-- Opening Marker --

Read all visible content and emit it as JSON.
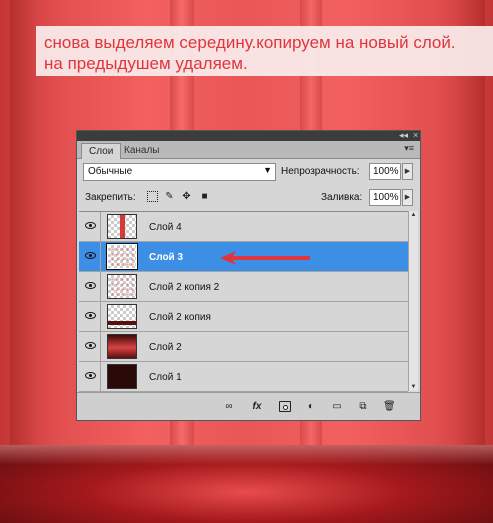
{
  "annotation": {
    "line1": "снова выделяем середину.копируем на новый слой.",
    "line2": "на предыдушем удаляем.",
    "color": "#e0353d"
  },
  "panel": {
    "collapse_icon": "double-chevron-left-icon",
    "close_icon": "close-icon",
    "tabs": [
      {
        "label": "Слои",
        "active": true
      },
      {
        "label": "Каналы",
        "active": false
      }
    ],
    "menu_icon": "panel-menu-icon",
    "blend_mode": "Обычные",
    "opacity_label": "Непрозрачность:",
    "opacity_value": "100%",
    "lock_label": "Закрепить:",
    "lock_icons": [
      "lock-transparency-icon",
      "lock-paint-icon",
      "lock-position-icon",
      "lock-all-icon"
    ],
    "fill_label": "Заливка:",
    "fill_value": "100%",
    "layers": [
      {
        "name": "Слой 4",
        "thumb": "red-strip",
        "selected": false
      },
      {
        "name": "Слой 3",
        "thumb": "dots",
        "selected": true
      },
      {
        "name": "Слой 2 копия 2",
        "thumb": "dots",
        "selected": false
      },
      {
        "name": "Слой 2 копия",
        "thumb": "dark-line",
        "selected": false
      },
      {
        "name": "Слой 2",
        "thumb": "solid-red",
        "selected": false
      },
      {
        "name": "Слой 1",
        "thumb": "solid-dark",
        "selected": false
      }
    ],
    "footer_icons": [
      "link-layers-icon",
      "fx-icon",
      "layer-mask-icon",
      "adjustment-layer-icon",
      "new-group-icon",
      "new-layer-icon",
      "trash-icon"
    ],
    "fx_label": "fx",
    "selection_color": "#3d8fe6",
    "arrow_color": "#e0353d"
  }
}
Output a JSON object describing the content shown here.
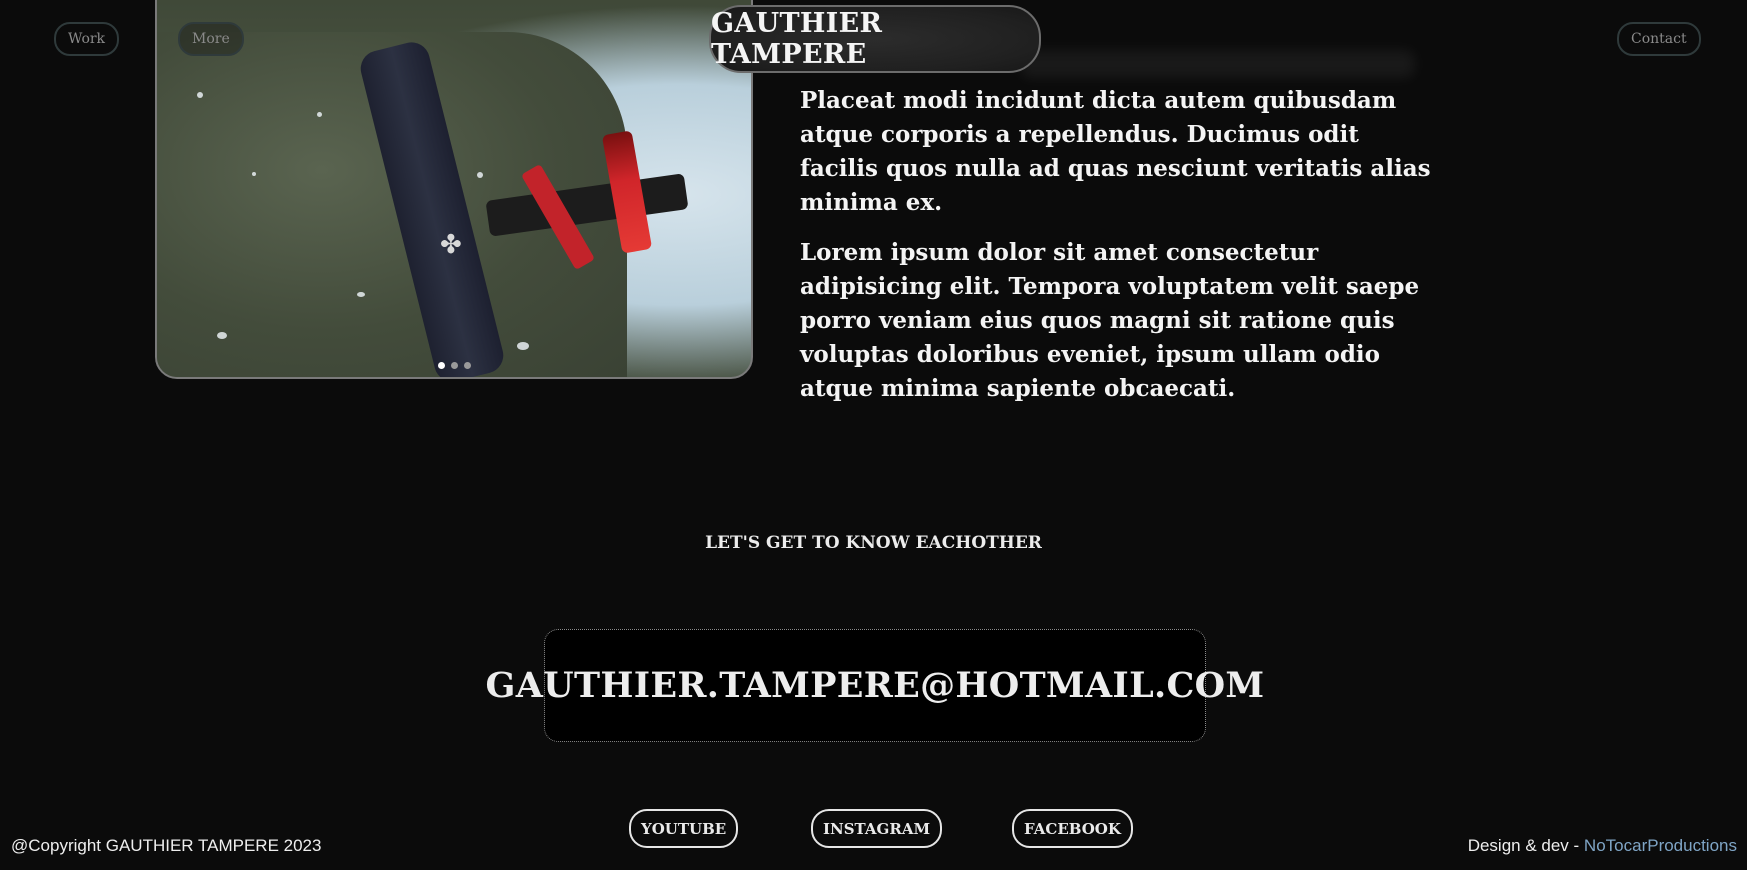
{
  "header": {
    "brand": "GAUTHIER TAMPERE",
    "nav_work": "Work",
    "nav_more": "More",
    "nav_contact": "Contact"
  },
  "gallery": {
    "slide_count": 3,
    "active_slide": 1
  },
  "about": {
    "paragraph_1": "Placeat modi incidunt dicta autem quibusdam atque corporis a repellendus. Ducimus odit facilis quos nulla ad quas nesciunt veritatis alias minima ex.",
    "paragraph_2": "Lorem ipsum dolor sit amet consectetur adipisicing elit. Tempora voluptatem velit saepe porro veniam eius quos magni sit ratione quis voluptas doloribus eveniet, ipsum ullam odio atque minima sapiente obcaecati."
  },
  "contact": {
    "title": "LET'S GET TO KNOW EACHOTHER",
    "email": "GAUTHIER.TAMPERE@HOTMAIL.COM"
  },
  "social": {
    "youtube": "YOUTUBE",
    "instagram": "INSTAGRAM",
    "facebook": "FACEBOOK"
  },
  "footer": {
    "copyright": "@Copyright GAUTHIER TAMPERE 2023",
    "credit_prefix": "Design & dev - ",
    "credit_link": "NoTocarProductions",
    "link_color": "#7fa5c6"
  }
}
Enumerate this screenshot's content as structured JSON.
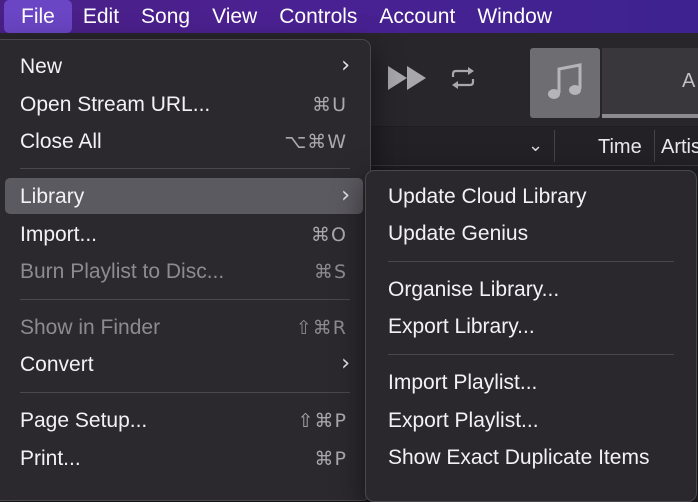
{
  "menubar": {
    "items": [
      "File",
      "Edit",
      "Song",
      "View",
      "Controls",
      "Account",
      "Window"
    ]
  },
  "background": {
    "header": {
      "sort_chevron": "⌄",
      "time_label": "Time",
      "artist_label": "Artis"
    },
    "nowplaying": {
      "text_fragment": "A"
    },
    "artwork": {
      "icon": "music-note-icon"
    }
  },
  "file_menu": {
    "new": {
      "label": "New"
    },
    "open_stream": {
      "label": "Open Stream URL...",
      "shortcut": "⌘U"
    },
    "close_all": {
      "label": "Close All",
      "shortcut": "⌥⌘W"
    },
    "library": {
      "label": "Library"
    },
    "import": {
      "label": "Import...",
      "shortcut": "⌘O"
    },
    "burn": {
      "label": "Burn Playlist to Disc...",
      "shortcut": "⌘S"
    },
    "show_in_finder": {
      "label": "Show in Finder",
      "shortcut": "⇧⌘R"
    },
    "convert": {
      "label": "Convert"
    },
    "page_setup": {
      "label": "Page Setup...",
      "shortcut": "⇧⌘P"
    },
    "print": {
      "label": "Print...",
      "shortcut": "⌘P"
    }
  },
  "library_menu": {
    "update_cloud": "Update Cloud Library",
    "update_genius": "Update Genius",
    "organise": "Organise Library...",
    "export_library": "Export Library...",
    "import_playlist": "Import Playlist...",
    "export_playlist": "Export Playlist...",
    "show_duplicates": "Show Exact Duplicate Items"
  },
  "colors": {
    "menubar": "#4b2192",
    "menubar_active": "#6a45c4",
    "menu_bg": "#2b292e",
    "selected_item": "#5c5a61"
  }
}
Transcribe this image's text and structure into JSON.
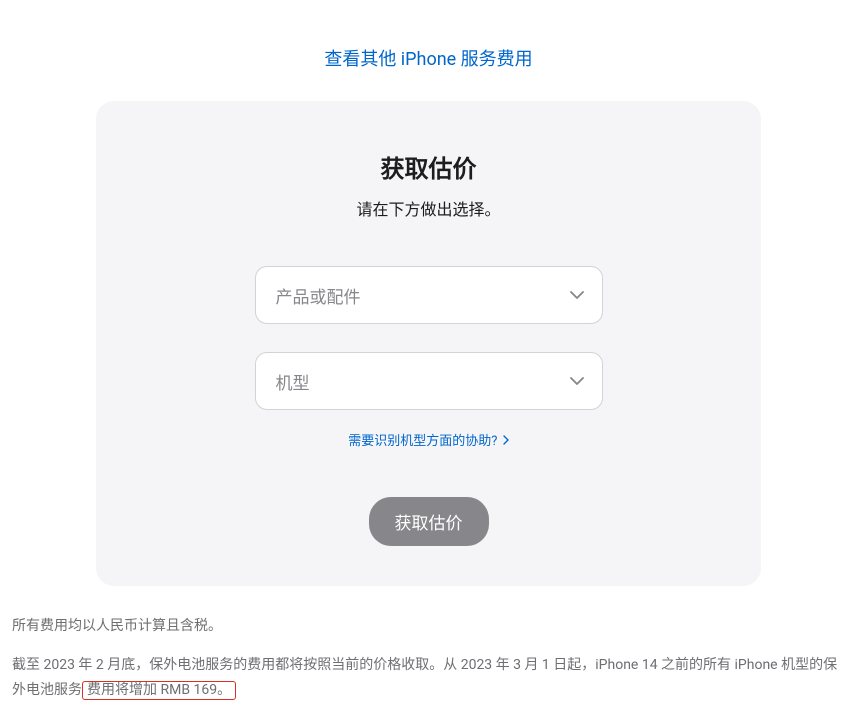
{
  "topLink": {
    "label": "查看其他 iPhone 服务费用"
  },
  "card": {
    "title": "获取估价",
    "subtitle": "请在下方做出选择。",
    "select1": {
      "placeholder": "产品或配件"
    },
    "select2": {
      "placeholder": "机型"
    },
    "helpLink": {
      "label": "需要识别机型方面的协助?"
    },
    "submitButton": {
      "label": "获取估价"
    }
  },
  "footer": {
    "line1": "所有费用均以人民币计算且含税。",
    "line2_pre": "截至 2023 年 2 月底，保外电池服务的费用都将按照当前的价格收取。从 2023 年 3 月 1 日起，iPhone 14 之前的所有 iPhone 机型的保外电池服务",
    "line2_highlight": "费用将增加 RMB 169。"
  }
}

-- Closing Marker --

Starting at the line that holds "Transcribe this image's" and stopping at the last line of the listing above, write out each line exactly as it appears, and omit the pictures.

## [Solution to the problem]
Transcribe this image's text and structure into JSON.
{
  "topLink": {
    "label": "查看其他 iPhone 服务费用"
  },
  "card": {
    "title": "获取估价",
    "subtitle": "请在下方做出选择。",
    "select1": {
      "placeholder": "产品或配件"
    },
    "select2": {
      "placeholder": "机型"
    },
    "helpLink": {
      "label": "需要识别机型方面的协助?"
    },
    "submitButton": {
      "label": "获取估价"
    }
  },
  "footer": {
    "line1": "所有费用均以人民币计算且含税。",
    "line2_pre": "截至 2023 年 2 月底，保外电池服务的费用都将按照当前的价格收取。从 2023 年 3 月 1 日起，iPhone 14 之前的所有 iPhone 机型的保外电池服务",
    "line2_highlight": "费用将增加 RMB 169。"
  }
}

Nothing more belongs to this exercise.